A common species of mosquito in North Carolina, known as the Asian tiger mosquito, is purported to be the most likely candidate to transmit the disease. However, there have been no documented cases of the virus becoming acquired anywhere within the States, including North Carolina. Only the few 27 cases in the U.S. as of now all were found in individuals that had recently returned from the Caribbean area.
Orange County Community Health Supervisor, Judy Butler, explains how this virus can be spread:
“We have a lot of people that travel in Orange County, and people that have been to the Caribbean and other parts of the world where it exists,” says Butler. “If they are bitten by an infected mosquito while they are there, and then they come back to Orange County, they can develop illness. If they are bitten by one of our mosquitoes here, then it becomes infected, then it can turn around and bite someone else.”
Butler says North Carolina residents that have recently traveled to the Caribbean or other areas that have the illness need to alert their physicians immediately if they begin to experience the symptoms of virus following the bite.

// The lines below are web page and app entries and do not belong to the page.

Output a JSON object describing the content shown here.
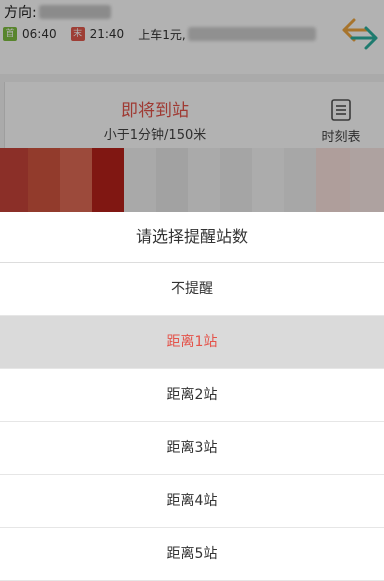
{
  "route": {
    "direction_label": "方向:",
    "first_bus_badge": "首",
    "first_bus_time": "06:40",
    "last_bus_badge": "末",
    "last_bus_time": "21:40",
    "fare_text": "上车1元,"
  },
  "arrival": {
    "status": "即将到站",
    "distance": "小于1分钟/150米",
    "timetable_label": "时刻表"
  },
  "colors": {
    "accent_red": "#e4534a",
    "first_badge_green": "#7fbf3f",
    "last_badge_red": "#e25a4c",
    "selected_row_bg": "#dadada"
  },
  "reminder_sheet": {
    "title": "请选择提醒站数",
    "selected_index": 1,
    "options": [
      "不提醒",
      "距离1站",
      "距离2站",
      "距离3站",
      "距离4站",
      "距离5站"
    ]
  },
  "icons": {
    "swap": "swap-direction-icon",
    "timetable": "timetable-icon"
  }
}
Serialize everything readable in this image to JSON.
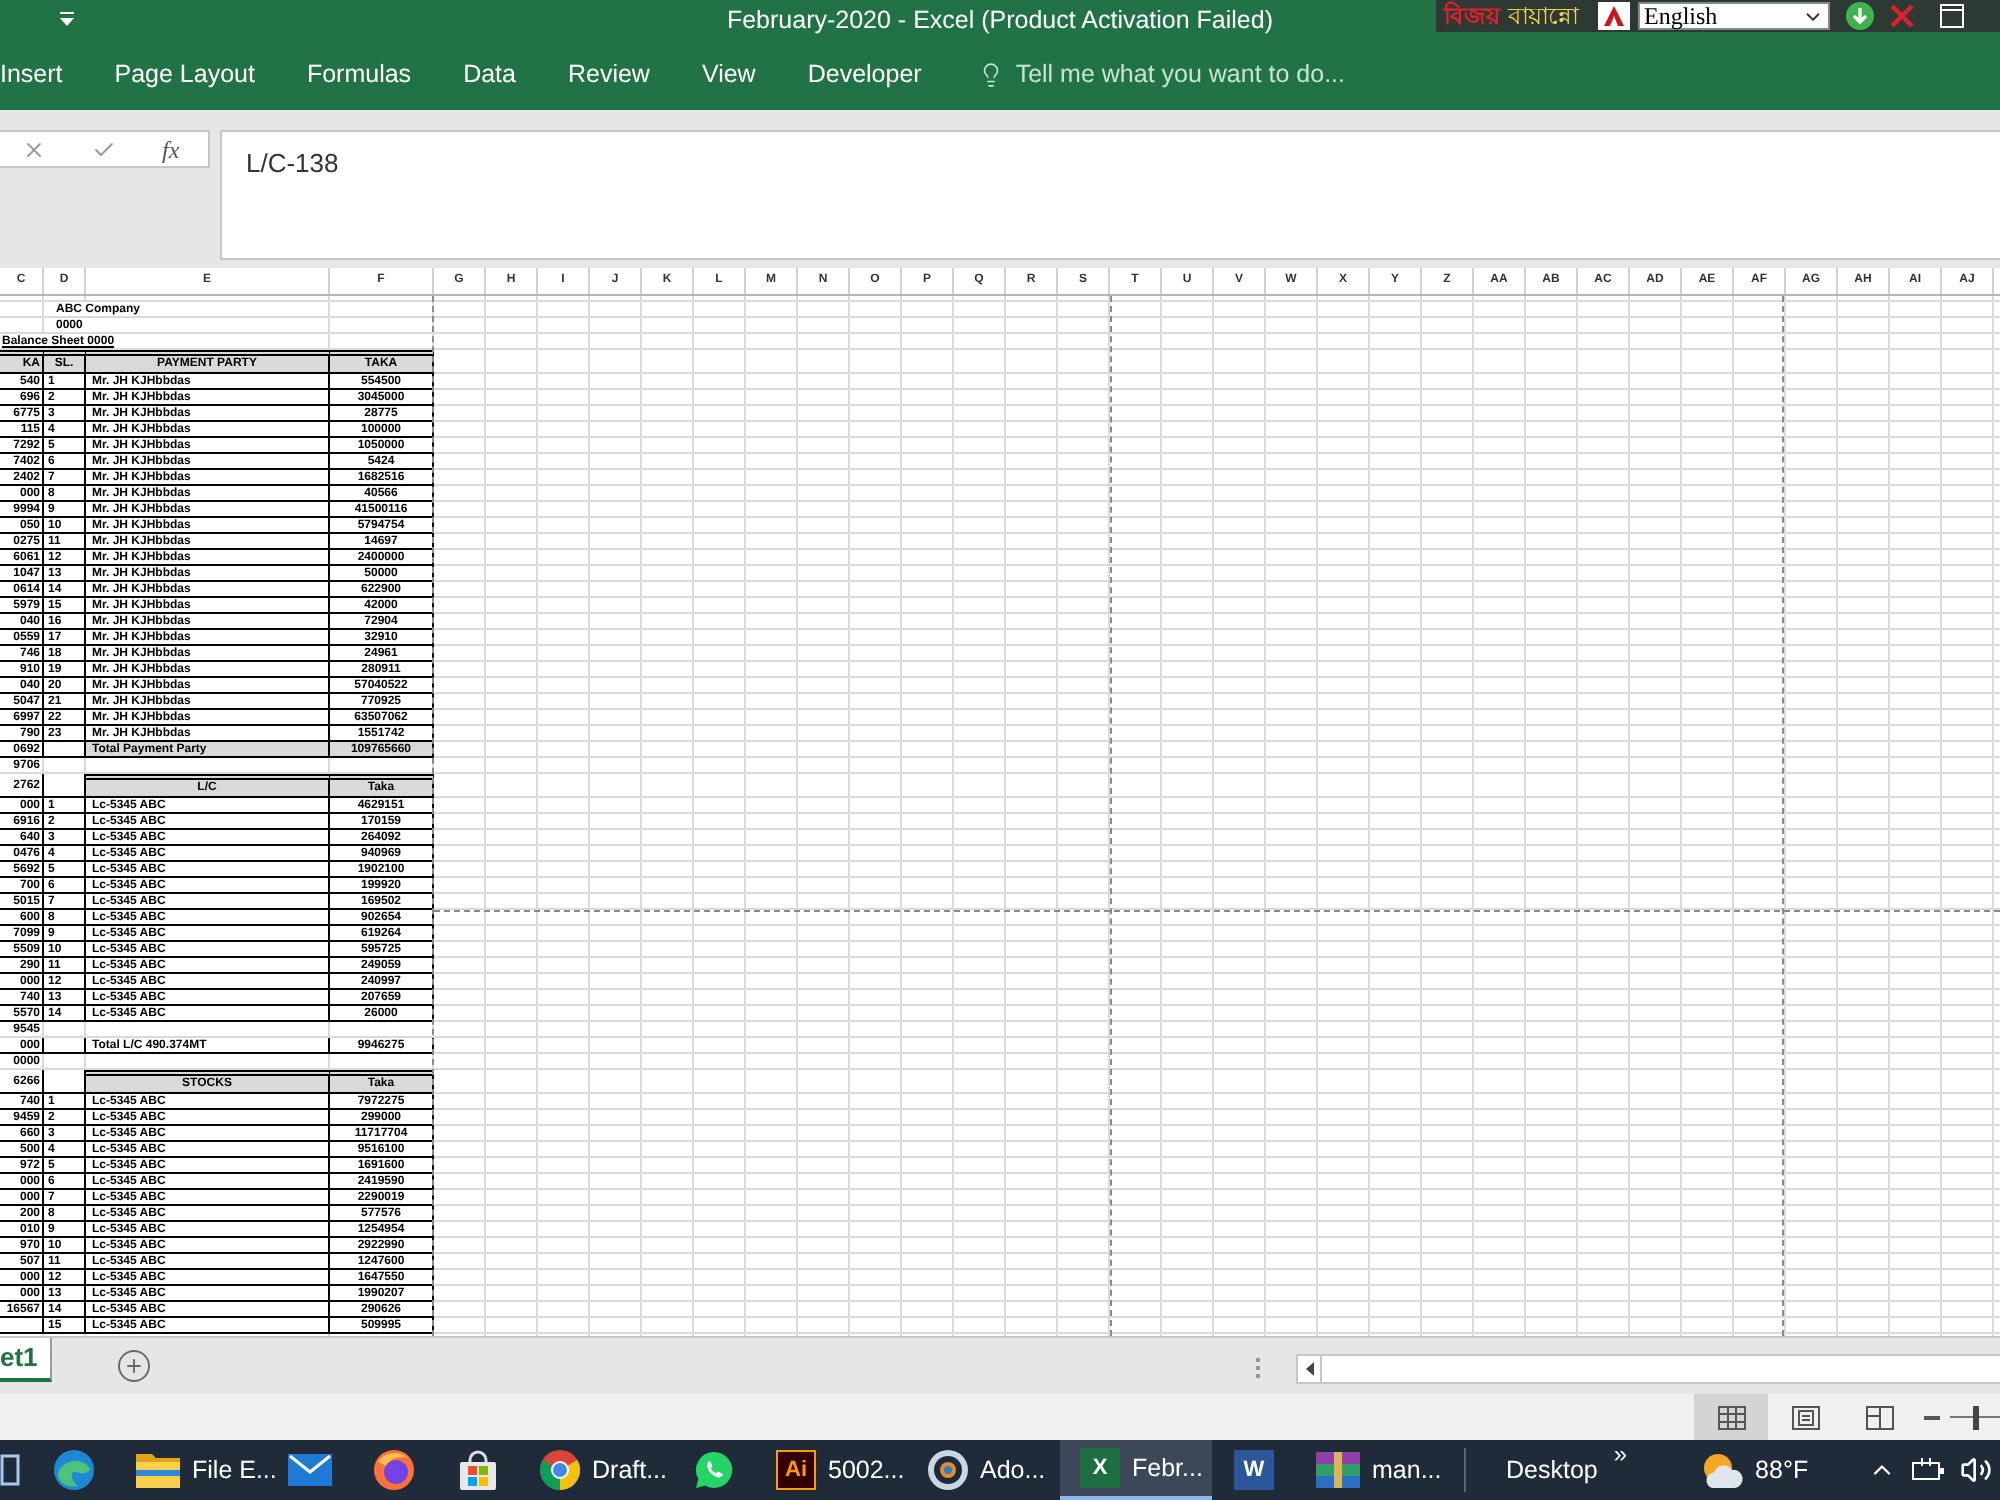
{
  "title_bar": {
    "title": "February-2020 - Excel (Product Activation Failed)"
  },
  "keyboard_toolbar": {
    "brand": "বিজয়",
    "name": "বায়ান্নো",
    "language": "English"
  },
  "ribbon_tabs": [
    {
      "label": "Insert",
      "selected": false
    },
    {
      "label": "Page Layout",
      "selected": false
    },
    {
      "label": "Formulas",
      "selected": false
    },
    {
      "label": "Data",
      "selected": false
    },
    {
      "label": "Review",
      "selected": false
    },
    {
      "label": "View",
      "selected": false
    },
    {
      "label": "Developer",
      "selected": false
    }
  ],
  "tell_me": {
    "placeholder": "Tell me what you want to do..."
  },
  "formula_bar": {
    "function_label": "fx",
    "value": "L/C-138"
  },
  "sheet": {
    "columns": [
      "C",
      "D",
      "E",
      "F",
      "G",
      "H",
      "I",
      "J",
      "K",
      "L",
      "M",
      "N",
      "O",
      "P",
      "Q",
      "R",
      "S",
      "T",
      "U",
      "V",
      "W",
      "X",
      "Y",
      "Z",
      "AA",
      "AB",
      "AC",
      "AD",
      "AE",
      "AF",
      "AG",
      "AH",
      "AI",
      "AJ"
    ],
    "rows": [
      {
        "kind": "note",
        "d": "ABC Company"
      },
      {
        "kind": "note",
        "d": "0000"
      },
      {
        "kind": "title",
        "c": "Balance Sheet 0000"
      },
      {
        "kind": "header",
        "c": "KA",
        "d": "SL.",
        "e": "PAYMENT PARTY",
        "f": "TAKA"
      },
      {
        "kind": "item",
        "c": "540",
        "d": "1",
        "e": "Mr. JH KJHbbdas",
        "f": "554500"
      },
      {
        "kind": "item",
        "c": "696",
        "d": "2",
        "e": "Mr. JH KJHbbdas",
        "f": "3045000"
      },
      {
        "kind": "item",
        "c": "6775",
        "d": "3",
        "e": "Mr. JH KJHbbdas",
        "f": "28775"
      },
      {
        "kind": "item",
        "c": "115",
        "d": "4",
        "e": "Mr. JH KJHbbdas",
        "f": "100000"
      },
      {
        "kind": "item",
        "c": "7292",
        "d": "5",
        "e": "Mr. JH KJHbbdas",
        "f": "1050000"
      },
      {
        "kind": "item",
        "c": "7402",
        "d": "6",
        "e": "Mr. JH KJHbbdas",
        "f": "5424"
      },
      {
        "kind": "item",
        "c": "2402",
        "d": "7",
        "e": "Mr. JH KJHbbdas",
        "f": "1682516"
      },
      {
        "kind": "item",
        "c": "000",
        "d": "8",
        "e": "Mr. JH KJHbbdas",
        "f": "40566"
      },
      {
        "kind": "item",
        "c": "9994",
        "d": "9",
        "e": "Mr. JH KJHbbdas",
        "f": "41500116"
      },
      {
        "kind": "item",
        "c": "050",
        "d": "10",
        "e": "Mr. JH KJHbbdas",
        "f": "5794754"
      },
      {
        "kind": "item",
        "c": "0275",
        "d": "11",
        "e": "Mr. JH KJHbbdas",
        "f": "14697"
      },
      {
        "kind": "item",
        "c": "6061",
        "d": "12",
        "e": "Mr. JH KJHbbdas",
        "f": "2400000"
      },
      {
        "kind": "item",
        "c": "1047",
        "d": "13",
        "e": "Mr. JH KJHbbdas",
        "f": "50000"
      },
      {
        "kind": "item",
        "c": "0614",
        "d": "14",
        "e": "Mr. JH KJHbbdas",
        "f": "622900"
      },
      {
        "kind": "item",
        "c": "5979",
        "d": "15",
        "e": "Mr. JH KJHbbdas",
        "f": "42000"
      },
      {
        "kind": "item",
        "c": "040",
        "d": "16",
        "e": "Mr. JH KJHbbdas",
        "f": "72904"
      },
      {
        "kind": "item",
        "c": "0559",
        "d": "17",
        "e": "Mr. JH KJHbbdas",
        "f": "32910"
      },
      {
        "kind": "item",
        "c": "746",
        "d": "18",
        "e": "Mr. JH KJHbbdas",
        "f": "24961"
      },
      {
        "kind": "item",
        "c": "910",
        "d": "19",
        "e": "Mr. JH KJHbbdas",
        "f": "280911"
      },
      {
        "kind": "item",
        "c": "040",
        "d": "20",
        "e": "Mr. JH KJHbbdas",
        "f": "57040522"
      },
      {
        "kind": "item",
        "c": "5047",
        "d": "21",
        "e": "Mr. JH KJHbbdas",
        "f": "770925"
      },
      {
        "kind": "item",
        "c": "6997",
        "d": "22",
        "e": "Mr. JH KJHbbdas",
        "f": "63507062"
      },
      {
        "kind": "item",
        "c": "790",
        "d": "23",
        "e": "Mr. JH KJHbbdas",
        "f": "1551742"
      },
      {
        "kind": "total",
        "c": "0692",
        "e": "Total Payment Party",
        "f": "109765660"
      },
      {
        "kind": "note",
        "c": "9706"
      },
      {
        "kind": "header",
        "c": "2762",
        "e": "L/C",
        "f": "Taka"
      },
      {
        "kind": "item",
        "c": "000",
        "d": "1",
        "e": "Lc-5345 ABC",
        "f": "4629151"
      },
      {
        "kind": "item",
        "c": "6916",
        "d": "2",
        "e": "Lc-5345 ABC",
        "f": "170159"
      },
      {
        "kind": "item",
        "c": "640",
        "d": "3",
        "e": "Lc-5345 ABC",
        "f": "264092"
      },
      {
        "kind": "item",
        "c": "0476",
        "d": "4",
        "e": "Lc-5345 ABC",
        "f": "940969"
      },
      {
        "kind": "item",
        "c": "5692",
        "d": "5",
        "e": "Lc-5345 ABC",
        "f": "1902100"
      },
      {
        "kind": "item",
        "c": "700",
        "d": "6",
        "e": "Lc-5345 ABC",
        "f": "199920"
      },
      {
        "kind": "item",
        "c": "5015",
        "d": "7",
        "e": "Lc-5345 ABC",
        "f": "169502"
      },
      {
        "kind": "item",
        "c": "600",
        "d": "8",
        "e": "Lc-5345 ABC",
        "f": "902654"
      },
      {
        "kind": "item",
        "c": "7099",
        "d": "9",
        "e": "Lc-5345 ABC",
        "f": "619264"
      },
      {
        "kind": "item",
        "c": "5509",
        "d": "10",
        "e": "Lc-5345 ABC",
        "f": "595725"
      },
      {
        "kind": "item",
        "c": "290",
        "d": "11",
        "e": "Lc-5345 ABC",
        "f": "249059"
      },
      {
        "kind": "item",
        "c": "000",
        "d": "12",
        "e": "Lc-5345 ABC",
        "f": "240997"
      },
      {
        "kind": "item",
        "c": "740",
        "d": "13",
        "e": "Lc-5345 ABC",
        "f": "207659"
      },
      {
        "kind": "item",
        "c": "5570",
        "d": "14",
        "e": "Lc-5345 ABC",
        "f": "26000"
      },
      {
        "kind": "note",
        "c": "9545"
      },
      {
        "kind": "subtotal",
        "c": "000",
        "e": "Total L/C 490.374MT",
        "f": "9946275"
      },
      {
        "kind": "note",
        "c": "0000"
      },
      {
        "kind": "header",
        "c": "6266",
        "e": "STOCKS",
        "f": "Taka"
      },
      {
        "kind": "item",
        "c": "740",
        "d": "1",
        "e": "Lc-5345 ABC",
        "f": "7972275"
      },
      {
        "kind": "item",
        "c": "9459",
        "d": "2",
        "e": "Lc-5345 ABC",
        "f": "299000"
      },
      {
        "kind": "item",
        "c": "660",
        "d": "3",
        "e": "Lc-5345 ABC",
        "f": "11717704"
      },
      {
        "kind": "item",
        "c": "500",
        "d": "4",
        "e": "Lc-5345 ABC",
        "f": "9516100"
      },
      {
        "kind": "item",
        "c": "972",
        "d": "5",
        "e": "Lc-5345 ABC",
        "f": "1691600"
      },
      {
        "kind": "item",
        "c": "000",
        "d": "6",
        "e": "Lc-5345 ABC",
        "f": "2419590"
      },
      {
        "kind": "item",
        "c": "000",
        "d": "7",
        "e": "Lc-5345 ABC",
        "f": "2290019"
      },
      {
        "kind": "item",
        "c": "200",
        "d": "8",
        "e": "Lc-5345 ABC",
        "f": "577576"
      },
      {
        "kind": "item",
        "c": "010",
        "d": "9",
        "e": "Lc-5345 ABC",
        "f": "1254954"
      },
      {
        "kind": "item",
        "c": "970",
        "d": "10",
        "e": "Lc-5345 ABC",
        "f": "2922990"
      },
      {
        "kind": "item",
        "c": "507",
        "d": "11",
        "e": "Lc-5345 ABC",
        "f": "1247600"
      },
      {
        "kind": "item",
        "c": "000",
        "d": "12",
        "e": "Lc-5345 ABC",
        "f": "1647550"
      },
      {
        "kind": "item",
        "c": "000",
        "d": "13",
        "e": "Lc-5345 ABC",
        "f": "1990207"
      },
      {
        "kind": "item",
        "c": "16567",
        "d": "14",
        "e": "Lc-5345 ABC",
        "f": "290626"
      },
      {
        "kind": "item",
        "d": "15",
        "e": "Lc-5345 ABC",
        "f": "509995"
      }
    ]
  },
  "sheet_tabs": [
    {
      "label": "et1",
      "selected": true
    }
  ],
  "status_bar": {
    "views": [
      {
        "kind": "normal",
        "selected": true
      },
      {
        "kind": "page_layout",
        "selected": false
      },
      {
        "kind": "page_break",
        "selected": false
      }
    ],
    "zoom": {
      "level": 0.5
    }
  },
  "taskbar": {
    "apps": [
      {
        "kind": "task_view",
        "selected": false
      },
      {
        "kind": "edge",
        "selected": false
      },
      {
        "kind": "explorer",
        "label": "File E...",
        "selected": false
      },
      {
        "kind": "mail",
        "selected": false
      },
      {
        "kind": "firefox",
        "selected": false
      },
      {
        "kind": "store",
        "selected": false
      },
      {
        "kind": "chrome",
        "label": "Draft...",
        "selected": false
      },
      {
        "kind": "whatsapp",
        "selected": false
      },
      {
        "kind": "illustrator",
        "glyph": "Ai",
        "label": "5002...",
        "selected": false
      },
      {
        "kind": "adobe",
        "label": "Ado...",
        "selected": false
      },
      {
        "kind": "excel",
        "glyph": "X",
        "label": "Febr...",
        "selected": true
      },
      {
        "kind": "word",
        "glyph": "W",
        "selected": false
      },
      {
        "kind": "winrar",
        "label": "man...",
        "selected": false
      }
    ],
    "desktop": "Desktop",
    "overflow": "»",
    "weather": "88°F"
  }
}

Though hardly fatal, the symptoms include a fever and extreme pains in the hands and feet.
Butler also says the best ways to prevent any risk of spreading the virus or further breeding of the Asian tiger mosquitoes are actually the most obvious ones:
“Basically, we all need to take measures to avoid mosquito bites as much as we can,” says Butler. “Mosquito bite prevention is the best thing you can do.”
Butler says this includes removing or keeping an eye on any source of standing water, wearing long sleeves and long pants in the times in which mosquitoes are most likely to bite, wearing appropriate repellent, and to properly screen doors and windows.http://chapelboro.com/news/health/chikungunya-mosquito-virus-appears-nc
HILLSBOROUGH – While Sunday’s heavy rains were a major disruption for many in Chapel Hill, one local community is pleased by the change in the weather: mosquitoes.
Charles Apperson, professor emeritus of entomology at N.C.State, says that mosquito eggs need water to hatch and these eggs may already be planted all around.
“Mosquitoes can lay eggs that are dormant and wait to be flooded,” Apperson says. “When you flood those areas and submerge eggs, they hatch.”
Apperson says one very effective way of cutting down on mosquito populations after a rainstorm is to get rid of standing water around the home.
“The ones that are produced around our homes, the Asian Tiger Mosquito, can go through their life cycle in five-to-seven days,” Apperson says. “So, after a rain, go around the yard and empty out everything you can that you find that contains water.”
Stacy Shelp, public information officer for the Orange County Health Department, adds that bacterial insecticides known as “dunks” can be used in hard-to-drain places like flower pots or gutters that still contain standing water.
“The good thing about those is that they are bacteria so they don’t harm fish or birds or other wildlife,” Shelp says. “They last about 30 days to control the mosquito larvae.”
Apperson says that even if someone totally clears a yard of water for mosquitoes to hatch in, if a neighbor does not do the same, mosquitoes that hatch over there can still spread to other yards and homes.
While the Orange County Health Department is urging residents to take precautions to avoid mosquito infestations, Apperson says that any health risk from mosquitoes is unlikely.
“These mosquito transmitted diseases are very rare diseases,” Apperson says. “Mosquitoes are mainly a nuisance.”
Apperson cautions that this does not mean residents should be negligent when clearing their yards of mosquitoes.
“It’s a numbers game,” Apperson says. “The more people that are bitten, the odds increase that someone will be bitten by a mosquito that contains a pathogen.”
Orange County officials like Shelp point out that these mosquito prevention tips should be put into place after all rainstorms, not just the flood-inducing ones seen last week.http://chapelboro.com/news/health/mosquito-population-likely-to-rise-after-rainfall